CASES of pancreatic cancer in the north have risen by 86 percent over two decades, new research has found.
An audit published on Tuesday found there were 283 confirmed cases of the disease in Northern Ireland in 2020, compared to 152 in 2001.
The findings have prompted a call by the director of the Royal College of Surgeons in NI for strengthening of services to combat the disease, as cases are "likely to continue to rise" in the years ahead.
The increase is thought to be related to factors including an ageing population, obesity and rising cases of diabetes.
The new audit was funded by pancreatic cancer charity NIPANC, with work on the study carried out by the Northern Ireland Cancer Registry (NICR), and Queen’s University in partnership with the Belfast Health and Social Care Trust.
The audit, which examined cases during 2019 and 2020, is the first on pancreatic cancer to be published in the UK since the Covid pandemic, and its findings will be used in an upcoming audit of cases in England.
The majority of cases in the study - 53 percent - were diagnosed at an advanced stage, while patients faced on average a 44 day wait for an essential PET-CT scan.
Royal College of Surgeons NI director, Professor Mark Taylor, who is a consultant hepatobiliary and pancreatic cancer surgeon and NIPANC trustee, said: “We can see on the ground, how pancreatic cancer referrals are increasing, and we must strengthen our services in response.
“It is concerning the most common route to diagnosis was via emergency admissions, at 43 percent, and the majority of patients presented with advanced (Stage 4) cancer where the cancer has spread to a distant site.
"This underpins the importance of continuing in all our campaigning efforts to raise awareness of early signs and symptoms to enable timely diagnosis and treatment.”
The audit highlights the need for improvements to allow for better access to diagnostics such as scans, and for patients to be treated within 62 days of referral.
Dr Damien Bennett, NICR interim director, said: “We also want to see better access to clinical trials for NI pancreatic cancer patients in addition to a strengthening of personalised and holistic care for those who face a diagnosis of the disease.
“This audit shows that, unfortunately, most people with pancreatic cancer are still diagnosed with advanced disease, which leads to worse outcomes and poorer survival.”
Dr Bennett added: “This audit by the NI Cancer Registry was only possible with the support of NIPANC, but for audits to be effective they need to be funded to repeat on a regular basis.”
Sinéad Hawkins, the audit's lead author said: “If more patients can be diagnosed earlier and fitter, they may be able to receive tumour-reducing therapies and survive longer.
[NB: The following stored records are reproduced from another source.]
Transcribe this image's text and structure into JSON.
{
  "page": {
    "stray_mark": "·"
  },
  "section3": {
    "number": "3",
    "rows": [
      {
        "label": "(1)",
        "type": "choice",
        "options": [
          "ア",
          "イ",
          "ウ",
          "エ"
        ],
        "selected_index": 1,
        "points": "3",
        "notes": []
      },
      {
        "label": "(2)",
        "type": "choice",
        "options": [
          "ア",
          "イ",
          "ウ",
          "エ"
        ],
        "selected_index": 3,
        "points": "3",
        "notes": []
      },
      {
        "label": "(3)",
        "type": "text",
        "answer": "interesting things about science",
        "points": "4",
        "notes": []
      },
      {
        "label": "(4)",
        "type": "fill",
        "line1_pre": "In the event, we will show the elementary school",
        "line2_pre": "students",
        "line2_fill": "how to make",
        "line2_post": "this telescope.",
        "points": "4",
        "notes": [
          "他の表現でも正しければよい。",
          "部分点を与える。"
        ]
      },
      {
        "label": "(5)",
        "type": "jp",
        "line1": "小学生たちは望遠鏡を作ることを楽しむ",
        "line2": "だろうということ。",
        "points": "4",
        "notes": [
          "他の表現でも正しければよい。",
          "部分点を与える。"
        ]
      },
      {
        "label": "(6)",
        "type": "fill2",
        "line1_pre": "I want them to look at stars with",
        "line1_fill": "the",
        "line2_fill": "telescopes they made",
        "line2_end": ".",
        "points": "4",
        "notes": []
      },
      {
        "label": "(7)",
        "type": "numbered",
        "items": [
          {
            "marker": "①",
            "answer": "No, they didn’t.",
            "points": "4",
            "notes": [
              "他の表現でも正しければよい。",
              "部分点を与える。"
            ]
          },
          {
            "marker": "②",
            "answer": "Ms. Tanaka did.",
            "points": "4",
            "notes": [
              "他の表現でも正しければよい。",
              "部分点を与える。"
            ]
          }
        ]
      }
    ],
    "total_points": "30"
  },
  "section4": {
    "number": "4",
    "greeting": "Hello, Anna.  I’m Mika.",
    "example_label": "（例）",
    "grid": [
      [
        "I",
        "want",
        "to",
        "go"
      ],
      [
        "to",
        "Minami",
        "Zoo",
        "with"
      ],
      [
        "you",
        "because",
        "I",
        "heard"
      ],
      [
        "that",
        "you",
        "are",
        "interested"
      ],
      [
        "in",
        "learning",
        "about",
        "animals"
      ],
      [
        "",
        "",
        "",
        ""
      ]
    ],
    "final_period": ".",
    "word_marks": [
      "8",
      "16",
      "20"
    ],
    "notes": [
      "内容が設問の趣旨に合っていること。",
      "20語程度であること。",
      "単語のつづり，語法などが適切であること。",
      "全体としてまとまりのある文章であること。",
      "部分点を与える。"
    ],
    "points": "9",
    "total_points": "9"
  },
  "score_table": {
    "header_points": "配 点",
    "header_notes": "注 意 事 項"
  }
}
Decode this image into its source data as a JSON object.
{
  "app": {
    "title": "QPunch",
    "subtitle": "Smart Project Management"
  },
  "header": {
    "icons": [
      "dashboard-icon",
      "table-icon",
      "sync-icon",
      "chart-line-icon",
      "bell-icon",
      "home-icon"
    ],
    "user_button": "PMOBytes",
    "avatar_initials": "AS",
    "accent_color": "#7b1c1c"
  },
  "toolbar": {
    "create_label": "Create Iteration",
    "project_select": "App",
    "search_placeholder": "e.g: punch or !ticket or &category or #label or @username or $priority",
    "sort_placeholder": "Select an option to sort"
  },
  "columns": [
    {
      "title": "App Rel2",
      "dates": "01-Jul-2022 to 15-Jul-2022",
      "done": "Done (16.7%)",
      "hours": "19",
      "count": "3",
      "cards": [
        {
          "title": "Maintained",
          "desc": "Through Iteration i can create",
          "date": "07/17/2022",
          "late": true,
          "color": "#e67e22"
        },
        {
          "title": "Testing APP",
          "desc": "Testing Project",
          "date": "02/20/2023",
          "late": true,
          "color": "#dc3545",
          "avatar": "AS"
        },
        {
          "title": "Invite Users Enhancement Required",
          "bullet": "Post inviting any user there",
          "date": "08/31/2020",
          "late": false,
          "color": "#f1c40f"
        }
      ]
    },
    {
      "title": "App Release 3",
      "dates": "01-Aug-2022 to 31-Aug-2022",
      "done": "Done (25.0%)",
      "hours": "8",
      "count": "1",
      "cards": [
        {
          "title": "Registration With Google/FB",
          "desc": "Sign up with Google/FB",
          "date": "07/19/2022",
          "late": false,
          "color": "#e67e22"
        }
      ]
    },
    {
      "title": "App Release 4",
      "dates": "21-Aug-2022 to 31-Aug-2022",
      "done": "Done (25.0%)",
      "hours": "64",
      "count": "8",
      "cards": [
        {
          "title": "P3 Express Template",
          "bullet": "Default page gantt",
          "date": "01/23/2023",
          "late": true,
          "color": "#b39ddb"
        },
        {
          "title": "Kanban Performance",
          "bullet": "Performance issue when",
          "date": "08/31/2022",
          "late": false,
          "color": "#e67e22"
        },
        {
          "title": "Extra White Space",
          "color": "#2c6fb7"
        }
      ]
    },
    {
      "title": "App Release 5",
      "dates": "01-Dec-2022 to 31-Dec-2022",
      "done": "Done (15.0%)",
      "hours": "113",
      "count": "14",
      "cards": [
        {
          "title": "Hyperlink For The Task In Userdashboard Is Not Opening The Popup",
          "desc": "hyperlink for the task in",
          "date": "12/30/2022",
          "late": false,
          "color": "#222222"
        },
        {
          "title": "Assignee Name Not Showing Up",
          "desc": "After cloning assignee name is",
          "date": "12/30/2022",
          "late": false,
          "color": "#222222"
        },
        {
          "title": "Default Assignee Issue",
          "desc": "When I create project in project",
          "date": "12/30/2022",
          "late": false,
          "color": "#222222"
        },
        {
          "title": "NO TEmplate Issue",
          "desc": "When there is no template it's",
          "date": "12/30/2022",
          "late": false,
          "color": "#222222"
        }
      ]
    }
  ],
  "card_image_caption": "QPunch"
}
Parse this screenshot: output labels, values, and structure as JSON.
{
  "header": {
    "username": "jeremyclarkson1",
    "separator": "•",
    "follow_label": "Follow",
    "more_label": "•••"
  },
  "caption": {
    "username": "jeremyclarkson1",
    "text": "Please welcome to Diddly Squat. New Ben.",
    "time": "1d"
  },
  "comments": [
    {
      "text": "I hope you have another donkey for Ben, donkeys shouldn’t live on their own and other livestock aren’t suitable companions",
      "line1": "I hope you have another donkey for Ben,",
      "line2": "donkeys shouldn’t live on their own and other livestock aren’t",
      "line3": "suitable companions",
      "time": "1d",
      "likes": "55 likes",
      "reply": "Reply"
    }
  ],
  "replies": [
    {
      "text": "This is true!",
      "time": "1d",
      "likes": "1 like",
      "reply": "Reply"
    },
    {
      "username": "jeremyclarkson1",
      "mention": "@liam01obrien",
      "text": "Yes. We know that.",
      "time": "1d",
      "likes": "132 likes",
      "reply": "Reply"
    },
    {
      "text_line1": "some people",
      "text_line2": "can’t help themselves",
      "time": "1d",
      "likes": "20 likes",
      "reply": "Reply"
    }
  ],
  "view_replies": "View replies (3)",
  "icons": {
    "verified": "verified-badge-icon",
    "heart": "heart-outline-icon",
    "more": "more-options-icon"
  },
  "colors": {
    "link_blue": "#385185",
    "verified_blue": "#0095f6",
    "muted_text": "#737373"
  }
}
This would require increased focus from the health agencies and wider stakeholders to increase awareness of pancreatic cancer symptoms and support earlier diagnosis reducing diagnoses at hospital emergency departments.”
The Department of Health said it welcomes the audit, adding that the Cancer Strategy for NI 2022-2032, launched last year, has "the vision to ensure everyone in Northern Ireland has equitable and timely access to the most effective, evidence -based referral, diagnosis, treatment, support and person-centred cancer care".
However, the department has warned that delivering the strategy's plan remains "extremely challenging" given restrictions following the recent budget, and a spokesperson said the department was facing a funding gap of around £732m.
They added that two new Rapid Diagnosis Centres in Newtownabbey and Dungannon were also providing pathways for earlier cancer diagnosis.